Terall: The strategy that I would have to support is the one that the city council comes up with because there’s not necessarily a fix-all answer. So yes, we do need a new well and another storage tank and from what I understand our sewer treatment is capable of handling the new homes that could be built here. The pipe that gets it there isn’t capable of handling the extra flow so we need to repair the sewer and water before we fix our roads so we don’t have to do it later and tear them all up. It’s something that needs to be discussed among the council and find out what the actual cost is to do this and then prioritize them based on need.
Directed to all: How would you balance the budget if revenue does not materialize from the cannabis industry?
Williams: We really underestimated the marijuana and we are already above that number so I think the staff has done a great job in balancing the budget. As long as we stay in that conservative mode of balancing the budget we won’t have to count on that extra revenue.
Longacre: Right now we are spending about $5 million annually and if the cannabis industry fell out I do think that any budget can be trimmed. Everything could be worked into the right number.
Beard: We have sufficient funds right now and the two major cannabis operations haven’t even started yet. I don’t think we would have a problem. If we do get new businesses started while they’re here then those businesses will generate revenue for the budget in case the cannabis industry does leave. So that would be an even greater reason to let them in and encourage them to invest in other non-cannabis businesses with that 1 percent tax refund.
Terral: We are doing an excellent at this point because they are here. If they were to go under or decide to close up we would have to sit down and reprioritize every project and make sure that we can basically keep the food on the table and the lights on.
The forum ended with candidates’ closing statements, starting with Terral
“I love this town and I want to see nothing but the best for this town and I’m very thankful for the cannabis industry coming in here and giving us the opportunities that we have now to fix our roads and infrastructure. If I’m elected I’m going to do what is right for the city of Needles to keep them on the right track, bring in new businesses and keep the businesses that we have.”

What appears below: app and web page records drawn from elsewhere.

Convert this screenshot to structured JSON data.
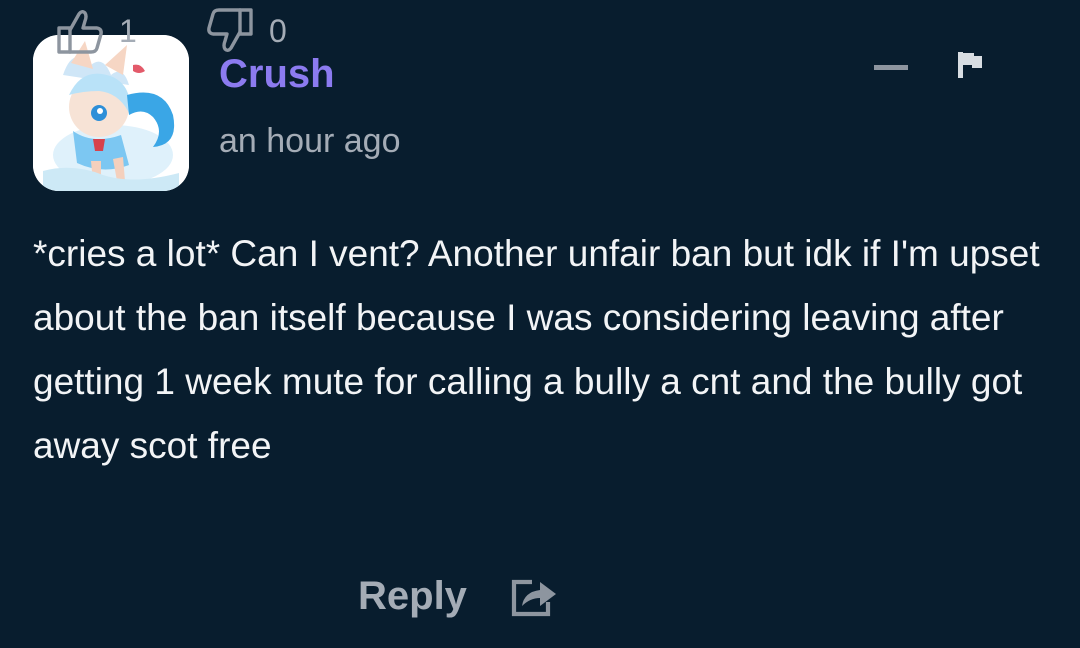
{
  "comment": {
    "username": "Crush",
    "timestamp": "an hour ago",
    "body": "*cries a lot* Can I vent? Another unfair ban but idk if I'm upset about the ban itself because I was considering leaving after getting 1 week mute for calling a bully a cnt and the bully got away scot free",
    "upvotes": "1",
    "downvotes": "0",
    "reply_label": "Reply"
  },
  "icons": {
    "collapse": "minus-icon",
    "report": "flag-icon",
    "upvote": "thumbs-up-icon",
    "downvote": "thumbs-down-icon",
    "share": "share-icon"
  },
  "colors": {
    "background": "#081d2e",
    "username": "#8c7bf0",
    "muted": "#a4acb6",
    "text": "#f2f4f6"
  }
}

Beard said, “It’s been said by people that live here if we had our own police department we would have people that knew the students at the schools and I know that’s very important for people who have families here. I believe my profession as an attorney for 36 years would serve me well in city council in many ways and I have already served as the proverbial thorn in the side for many years. One city manager where I used to live described me as both passionate and tenacious in my client negotiations and representations in city issues. I do want to say one thing that’s very important to me and that I’m a Christian. I believe in the Trinity: Father, Son, and Holy Ghost and I believe that Jesus is the son of God and he died on the cross for our salvation. My faith is important for me and I’m very strong on the constitution and on our rights in the constitution.
Longacre said, “I’m not getting to politics to make friends since I have a whole city of friends and family but like I said I have two young boys that want to live here. I believe my grandparents came here about 118 years ago and drew the blueprints for this town and I’d like to write the blueprints for the next 20 years for our city. On election day, I’m here to invoke change so vote for me.”
Williams joked, “I’d appreciate your vote because you know we are all up here for the money (city council gets paid $1 a month). Seriously, he continued, “I’ve been working for the city for a long time before I was on the city council. I would just like to keep the city moving forward and work with all the community and make sure that we leave a city for our kids and grandkids to be proud of. So on election day you can vote for anybody, just go vote.”